When I watched Enola Holmes with my daughter, I really liked the protaganist breaking the fourth wall and talking directly to the audience. And I had a thought: What if someone ran an actual play D&D campaign with the same mechanism?
When I am listening to actual play podcasts, I often hear the players create an unexpected situation, sometimes I can even hear a sigh or some other reaction from the DM that indicates they didn’t expect it either. It would be really instructive in those cases to have the DM stop, turn to the audience and talk about the situation and what they are thinking about doing in reaction.

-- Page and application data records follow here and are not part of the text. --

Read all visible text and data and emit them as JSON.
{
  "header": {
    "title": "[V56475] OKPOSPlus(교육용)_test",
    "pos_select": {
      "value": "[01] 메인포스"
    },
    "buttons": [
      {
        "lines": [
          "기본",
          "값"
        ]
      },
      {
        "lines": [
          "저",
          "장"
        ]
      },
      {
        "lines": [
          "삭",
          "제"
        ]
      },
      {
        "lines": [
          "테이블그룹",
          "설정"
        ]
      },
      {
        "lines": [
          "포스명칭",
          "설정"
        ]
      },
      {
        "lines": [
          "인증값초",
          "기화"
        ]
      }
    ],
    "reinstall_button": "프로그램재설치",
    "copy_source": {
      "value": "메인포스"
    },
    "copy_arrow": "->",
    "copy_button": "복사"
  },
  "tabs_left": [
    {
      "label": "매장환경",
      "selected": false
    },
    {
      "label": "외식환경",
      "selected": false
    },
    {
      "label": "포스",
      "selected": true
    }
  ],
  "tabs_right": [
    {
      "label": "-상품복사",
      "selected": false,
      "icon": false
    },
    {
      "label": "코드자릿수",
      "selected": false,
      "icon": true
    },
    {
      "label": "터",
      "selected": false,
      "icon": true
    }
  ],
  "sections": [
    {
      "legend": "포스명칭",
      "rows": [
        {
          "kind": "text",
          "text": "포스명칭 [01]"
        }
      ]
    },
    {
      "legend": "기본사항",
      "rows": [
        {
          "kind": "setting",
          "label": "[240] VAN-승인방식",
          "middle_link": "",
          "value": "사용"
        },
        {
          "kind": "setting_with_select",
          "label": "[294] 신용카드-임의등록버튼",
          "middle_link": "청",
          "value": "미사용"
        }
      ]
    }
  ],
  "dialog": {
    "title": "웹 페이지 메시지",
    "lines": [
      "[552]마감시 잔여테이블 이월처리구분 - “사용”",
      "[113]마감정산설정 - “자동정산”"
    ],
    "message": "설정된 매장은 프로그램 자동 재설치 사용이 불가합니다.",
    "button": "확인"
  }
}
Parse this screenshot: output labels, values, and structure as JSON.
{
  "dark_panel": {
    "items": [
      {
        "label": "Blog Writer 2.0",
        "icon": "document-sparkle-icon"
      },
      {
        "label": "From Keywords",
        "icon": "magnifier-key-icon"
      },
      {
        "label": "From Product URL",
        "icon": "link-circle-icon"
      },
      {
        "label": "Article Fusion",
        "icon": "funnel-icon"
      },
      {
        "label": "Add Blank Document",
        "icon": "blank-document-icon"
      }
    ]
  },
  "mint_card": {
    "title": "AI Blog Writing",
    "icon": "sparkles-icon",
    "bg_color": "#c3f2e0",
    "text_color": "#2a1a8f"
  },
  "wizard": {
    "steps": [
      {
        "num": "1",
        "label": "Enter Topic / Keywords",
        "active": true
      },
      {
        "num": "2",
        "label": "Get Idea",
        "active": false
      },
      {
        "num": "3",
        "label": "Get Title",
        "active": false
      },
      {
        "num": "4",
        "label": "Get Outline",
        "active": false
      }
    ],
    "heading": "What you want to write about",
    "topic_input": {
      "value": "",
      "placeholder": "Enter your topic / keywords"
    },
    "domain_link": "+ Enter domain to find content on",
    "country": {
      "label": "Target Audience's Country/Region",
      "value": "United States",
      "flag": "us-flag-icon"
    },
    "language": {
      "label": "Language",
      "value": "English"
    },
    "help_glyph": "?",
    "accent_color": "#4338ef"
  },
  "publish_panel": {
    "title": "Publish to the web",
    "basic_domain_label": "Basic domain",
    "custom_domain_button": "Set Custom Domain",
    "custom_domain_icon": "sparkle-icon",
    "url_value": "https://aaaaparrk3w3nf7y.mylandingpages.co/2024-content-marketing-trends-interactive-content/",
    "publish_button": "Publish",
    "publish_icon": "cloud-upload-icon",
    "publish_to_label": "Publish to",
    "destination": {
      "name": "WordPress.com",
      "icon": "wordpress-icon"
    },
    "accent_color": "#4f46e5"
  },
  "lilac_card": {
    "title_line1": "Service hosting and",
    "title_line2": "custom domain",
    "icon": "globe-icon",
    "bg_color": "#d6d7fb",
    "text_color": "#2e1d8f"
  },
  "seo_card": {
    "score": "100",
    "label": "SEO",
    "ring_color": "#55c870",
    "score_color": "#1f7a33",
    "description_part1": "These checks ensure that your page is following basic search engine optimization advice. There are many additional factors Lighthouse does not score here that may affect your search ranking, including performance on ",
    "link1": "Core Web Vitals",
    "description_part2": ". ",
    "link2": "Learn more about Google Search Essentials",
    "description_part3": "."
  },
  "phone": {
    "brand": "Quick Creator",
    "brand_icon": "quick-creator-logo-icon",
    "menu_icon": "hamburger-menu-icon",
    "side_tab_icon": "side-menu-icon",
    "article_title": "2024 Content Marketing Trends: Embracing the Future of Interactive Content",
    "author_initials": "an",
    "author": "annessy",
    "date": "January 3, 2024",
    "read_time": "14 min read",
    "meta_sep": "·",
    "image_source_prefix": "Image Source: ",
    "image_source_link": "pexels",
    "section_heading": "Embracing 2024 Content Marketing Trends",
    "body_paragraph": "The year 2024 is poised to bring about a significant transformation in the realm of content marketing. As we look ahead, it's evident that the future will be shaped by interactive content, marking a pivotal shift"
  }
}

Anybody who has run a game knows what it is like to have players make unexpected choices. For example, in a recent game I had a player approach a person in a tavern, and rather than ask questions, simply punched him. OK, I didn’t expect that, and I don’t want a full bar fight, mainly due to the time it would take. The NPC had some magic at hand, so he makes a “suggestion”: “why don’t you just sit down and have a drink?”. The character makes his save, which I didn’t expect as it was a high DC. So I have another, well armed, patron step in and make it clear that a fight would not end well. Or should I have let the full bar fight happen? While a one-way soliloquy would not have helped my current situation, but it would have helped other DMs into the thoughts running through my head as a desperately tried to cope with the situation. Being a DM can be a lonely thing at times, and at least seeing others deal with the unexpected would be comforting.
I briefly thought about doing such a podcast myself, but then I think better of it given that I have no experience with audio recording, I have a really annoying sounding voice, and I don’t think my current group would be interested in being recorded. But if someone out there does this, let me know.